IOC prez Rogge concerned about state of Iraqi athletics
Nov. 2, 2006
CBS SportsLine.com wire reports
HAVANA – The president of the International Olympic Committee expressed concern Thursday about the plight of athletes in Iraq, citing threats to their safety and the lack of proper athletic infrastructure in the country.
Jacques Rogge, in Cuba to attend the Sport for All Congress, said the IOC plans to “offer Iraqi athletes the possibility of training in other nations” ahead of upcoming competitions.
Gunmen abducted a top Iraqi basketball official and a blind athletic coach on Wednesday. Athletes and sports officials have increasingly become targets of threats, kidnappings and assassination attempts, with an Iraqi international soccer referee seized just last month as he left the soccer federation’s offices.
Rogge inaugurated the sports congress on Wednesday, calling on the hundreds of health and sports specialists present to persuade more people to be physically active.
He revisited the issue Thursday, saying there has been a decrease in the number of children and teenagers playing sports, leading to negative consequences.
“We see, in particular, the obesity affecting children,” he said.
Rogge said the IOC’s top priority is to fight doping, corruption, violence and racism. Once his organization wins its battles against violence and corruption it can “convince parents to send their children off to practice sports,” Rogge said in a press conference.
Rogge’s visit comes as Cuba lobbies to get baseball back on the Olympic roster after it was dropped last year in an IOC vote.

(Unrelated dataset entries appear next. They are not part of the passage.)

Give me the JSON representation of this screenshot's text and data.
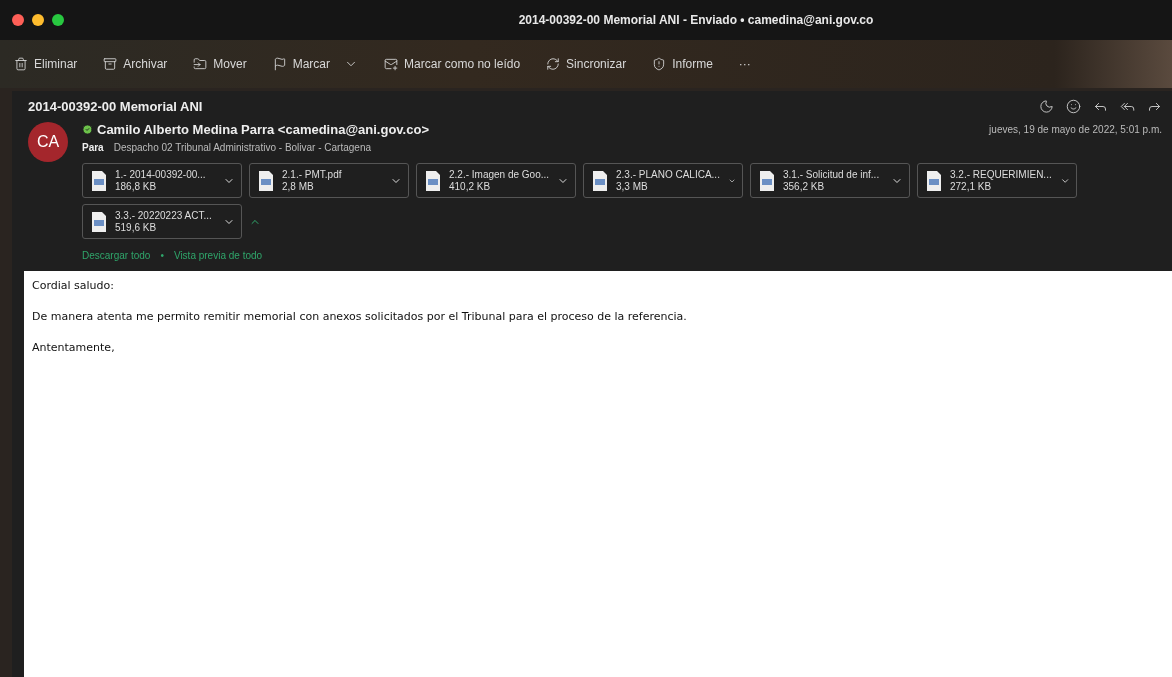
{
  "window": {
    "title": "2014-00392-00 Memorial ANI - Enviado • camedina@ani.gov.co"
  },
  "toolbar": [
    {
      "kind": "trash",
      "label": "Eliminar"
    },
    {
      "kind": "archive",
      "label": "Archivar"
    },
    {
      "kind": "move",
      "label": "Mover"
    },
    {
      "kind": "flag",
      "label": "Marcar"
    },
    {
      "kind": "unread",
      "label": "Marcar como no leído"
    },
    {
      "kind": "sync",
      "label": "Sincronizar"
    },
    {
      "kind": "report",
      "label": "Informe"
    },
    {
      "kind": "more",
      "label": "···"
    }
  ],
  "message": {
    "subject": "2014-00392-00 Memorial ANI",
    "avatar": "CA",
    "sender": "Camilo Alberto Medina Parra <camedina@ani.gov.co>",
    "date": "jueves, 19 de mayo de 2022, 5:01 p.m.",
    "to_label": "Para",
    "to": "Despacho 02 Tribunal Administrativo - Bolivar - Cartagena",
    "attachments": [
      {
        "name": "1.- 2014-00392-00...",
        "size": "186,8 KB"
      },
      {
        "name": "2.1.- PMT.pdf",
        "size": "2,8 MB"
      },
      {
        "name": "2.2.- Imagen de Goo...",
        "size": "410,2 KB"
      },
      {
        "name": "2.3.- PLANO CALICA...",
        "size": "3,3 MB"
      },
      {
        "name": "3.1.- Solicitud de inf...",
        "size": "356,2 KB"
      },
      {
        "name": "3.2.- REQUERIMIEN...",
        "size": "272,1 KB"
      },
      {
        "name": "3.3.- 20220223 ACT...",
        "size": "519,6 KB"
      }
    ],
    "links": [
      "Descargar todo",
      "Vista previa de todo"
    ],
    "link_separator": "•",
    "body": [
      "Cordial saludo:",
      "De manera atenta me permito remitir memorial con anexos solicitados por el Tribunal para el proceso de la referencia.",
      "Antentamente,"
    ]
  }
}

Baseball has been an Olympic sport since 1992, but will not be part of the 2012 London Games.
The earliest it can win reinstatement is 2009, when the IOC considers the sports program for the 2016 Games.
Rogge said in order to achieve reinstatement, baseball officials will have to convince the committee “that the best players will participate (in the Olympics), and submit themselves to the IOC’s rules against doping.”
Major League Baseball doesn’t allow players on its teams’ 40-man rosters to go to the Olympics.
The Associated Press News Service